Books like The Dresden Files series succeed because they combine the mundane with the fantastical. Fated is the first book in the Alex Verus series, and it’s the closest thing east of the Atlantic to Harry Dresden.
Located in Camden, north London, Alex Verus is the owner of a magic shop. It’s a real magic shop, not one of those gimmicky fancy-dress places. In the city, there are many mages, and Alex is one of them, though he has less impressive abilities. He’s a diviner, able to foresee the possible outcomes of a decision.
There are only a handful of ways Alex can see out of this situation, and they all lead to the same place: his death. What’s a wizard to do in this situation? Any fan of urban fantasy will enjoy this well-written tale.
Blood Price, by Tanya Huff
For a long time before Harry Dresden started joking around the streets of Chicago, Vicki Nelson was solving magical mysteries in Toronto. Because Storm Front was written nearly a decade after Blood Price, the two stories are very similar.
Former Toronto homicide detective Mike Celluci is a private investigator who helps Vicki after witnessing the first of many brutal attacks. But there’s a catch: the attacks appear to be the work of evil magic. The illegitimate son of Henry the eighth and current vampire, Henry FitzRoy, is about to unite Vicki and Mike under the leadership of Henry.
Readers get a glimpse into the minds of Vicki and Henry, two characters who are lovingly written. When I was younger, there was a part of me wishing I had found this book. Before urban fantasy became a mainstream genre, this book had all of its great features. This is a fantastic read.
Rivers of London (Midnight Riot), by Ben Aaronovitch
The Peter Grant series must be mentioned when discussing books like The Dresden Files. At work, a young Metropolitan Police officer is forced to deal with the magical world that coexists with reality. As it turns out, the only witness to a bizarre murder is a ghost, which bodes well for his future.
Rivers of London (also known as Midnight Riot in the United States) was the first novel I read when it was released in 2011. Fans of Aaronovitch’s work on Doctor Who (Remembrance of the Daleks is still a favorite serial of mine), I found Rivers of London and Moon Over Soho to be particularly satisfying. As exciting as it is to follow Peter on his ascension from rookie cop to official wizard of the Met, the first book’s antagonist is truly horrifying.
You’ll never want to see another Punch and Judy show again, I promise you.

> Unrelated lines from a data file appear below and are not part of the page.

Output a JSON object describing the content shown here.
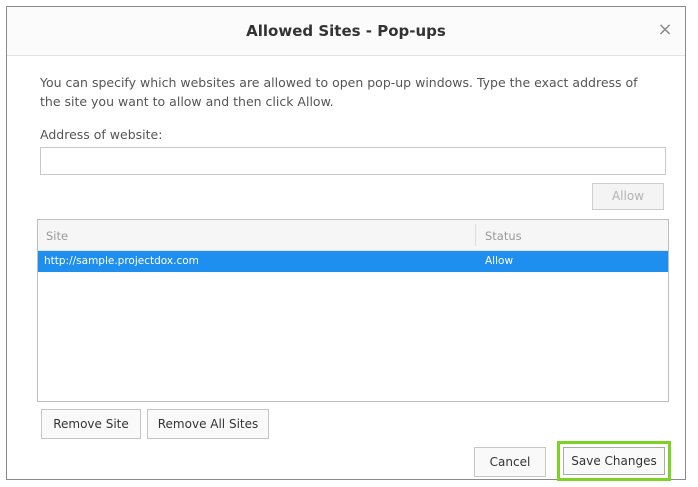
{
  "dialog": {
    "title": "Allowed Sites - Pop-ups",
    "close_icon": "×"
  },
  "description": "You can specify which websites are allowed to open pop-up windows. Type the exact address of the site you want to allow and then click Allow.",
  "address": {
    "label": "Address of website:",
    "value": "",
    "placeholder": ""
  },
  "buttons": {
    "allow": "Allow",
    "remove_site": "Remove Site",
    "remove_all_sites": "Remove All Sites",
    "cancel": "Cancel",
    "save_changes": "Save Changes"
  },
  "table": {
    "columns": [
      "Site",
      "Status"
    ],
    "rows": [
      {
        "site": "http://sample.projectdox.com",
        "status": "Allow",
        "selected": true
      }
    ]
  },
  "colors": {
    "selection": "#1e8eef",
    "highlight_outline": "#7dd323"
  }
}
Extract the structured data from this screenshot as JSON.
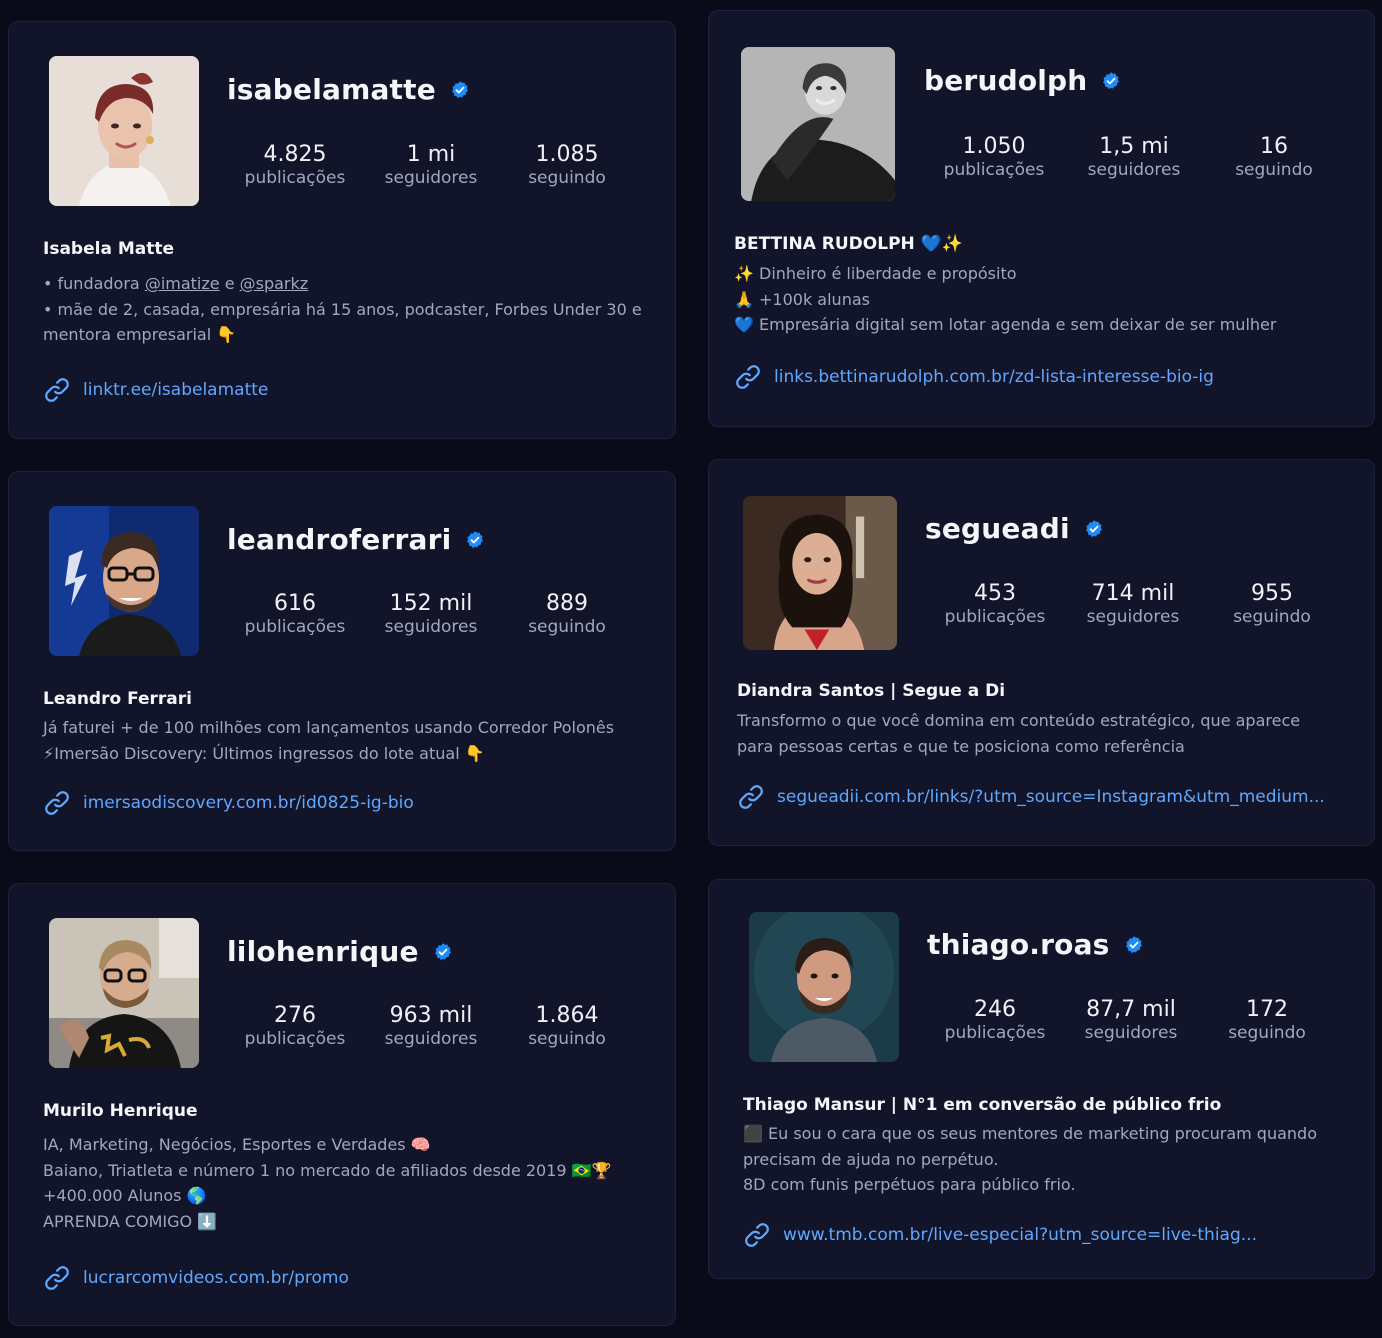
{
  "profiles": [
    {
      "username": "isabelamatte",
      "stats": [
        {
          "value": "4.825",
          "label": "publicações"
        },
        {
          "value": "1 mi",
          "label": "seguidores"
        },
        {
          "value": "1.085",
          "label": "seguindo"
        }
      ],
      "full_name": "Isabela Matte",
      "bio": {
        "l1_prefix": "• fundadora ",
        "l1_m1": "@imatize",
        "l1_mid": " e ",
        "l1_m2": "@sparkz",
        "l2": "• mãe de 2, casada, empresária há 15 anos, podcaster, Forbes Under 30 e",
        "l3": "mentora empresarial 👇"
      },
      "link": "linktr.ee/isabelamatte"
    },
    {
      "username": "berudolph",
      "stats": [
        {
          "value": "1.050",
          "label": "publicações"
        },
        {
          "value": "1,5 mi",
          "label": "seguidores"
        },
        {
          "value": "16",
          "label": "seguindo"
        }
      ],
      "full_name": "BETTINA RUDOLPH 💙✨",
      "bio": {
        "l1": "✨ Dinheiro é liberdade e propósito",
        "l2": "🙏 +100k alunas",
        "l3": "💙 Empresária digital sem lotar agenda e sem deixar de ser mulher"
      },
      "link": "links.bettinarudolph.com.br/zd-lista-interesse-bio-ig"
    },
    {
      "username": "leandroferrari",
      "stats": [
        {
          "value": "616",
          "label": "publicações"
        },
        {
          "value": "152 mil",
          "label": "seguidores"
        },
        {
          "value": "889",
          "label": "seguindo"
        }
      ],
      "full_name": "Leandro Ferrari",
      "bio": {
        "l1": "Já faturei + de 100 milhões com lançamentos usando Corredor Polonês",
        "l2": "⚡Imersão Discovery: Últimos ingressos do lote atual 👇"
      },
      "link": "imersaodiscovery.com.br/id0825-ig-bio"
    },
    {
      "username": "segueadi",
      "stats": [
        {
          "value": "453",
          "label": "publicações"
        },
        {
          "value": "714 mil",
          "label": "seguidores"
        },
        {
          "value": "955",
          "label": "seguindo"
        }
      ],
      "full_name": "Diandra Santos | Segue a Di",
      "bio": {
        "l1": "Transformo o que você domina em conteúdo estratégico, que aparece",
        "l2": "para pessoas certas e que te posiciona como referência"
      },
      "link": "segueadii.com.br/links/?utm_source=Instagram&utm_medium..."
    },
    {
      "username": "lilohenrique",
      "stats": [
        {
          "value": "276",
          "label": "publicações"
        },
        {
          "value": "963 mil",
          "label": "seguidores"
        },
        {
          "value": "1.864",
          "label": "seguindo"
        }
      ],
      "full_name": "Murilo Henrique",
      "bio": {
        "l1": "IA, Marketing, Negócios, Esportes e Verdades 🧠",
        "l2": "Baiano, Triatleta e número 1 no mercado de afiliados desde 2019 🇧🇷🏆",
        "l3": "+400.000 Alunos 🌎",
        "l4": "APRENDA COMIGO ⬇️"
      },
      "link": "lucrarcomvideos.com.br/promo"
    },
    {
      "username": "thiago.roas",
      "stats": [
        {
          "value": "246",
          "label": "publicações"
        },
        {
          "value": "87,7 mil",
          "label": "seguidores"
        },
        {
          "value": "172",
          "label": "seguindo"
        }
      ],
      "full_name": "Thiago Mansur | N°1 em conversão de público frio",
      "bio": {
        "l1": "⬛ Eu sou o cara que os seus mentores de marketing procuram quando",
        "l2": "precisam de ajuda no perpétuo.",
        "l3": "8D com funis perpétuos para público frio."
      },
      "link": "www.tmb.com.br/live-especial?utm_source=live-thiag..."
    }
  ],
  "colors": {
    "page_bg": "#0a0a19",
    "card_bg": "#12142a",
    "link": "#5fa8ff",
    "verified": "#1d8cf8",
    "muted_text": "#a3a7bd"
  },
  "icons": {
    "verified": "verified-badge-icon",
    "link": "link-chain-icon"
  }
}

Harry Dresden isn’t Peter, and he knows it. When it comes to dealing with magic, procedure and institutional racism in a way Harry does not, he’s his own detective. Meanwhile, Harry is busy whining and fighting off hordes of werewolves and demons, Peter is trying to learn a new spell and deal with the resulting chaos from Harry’s actions.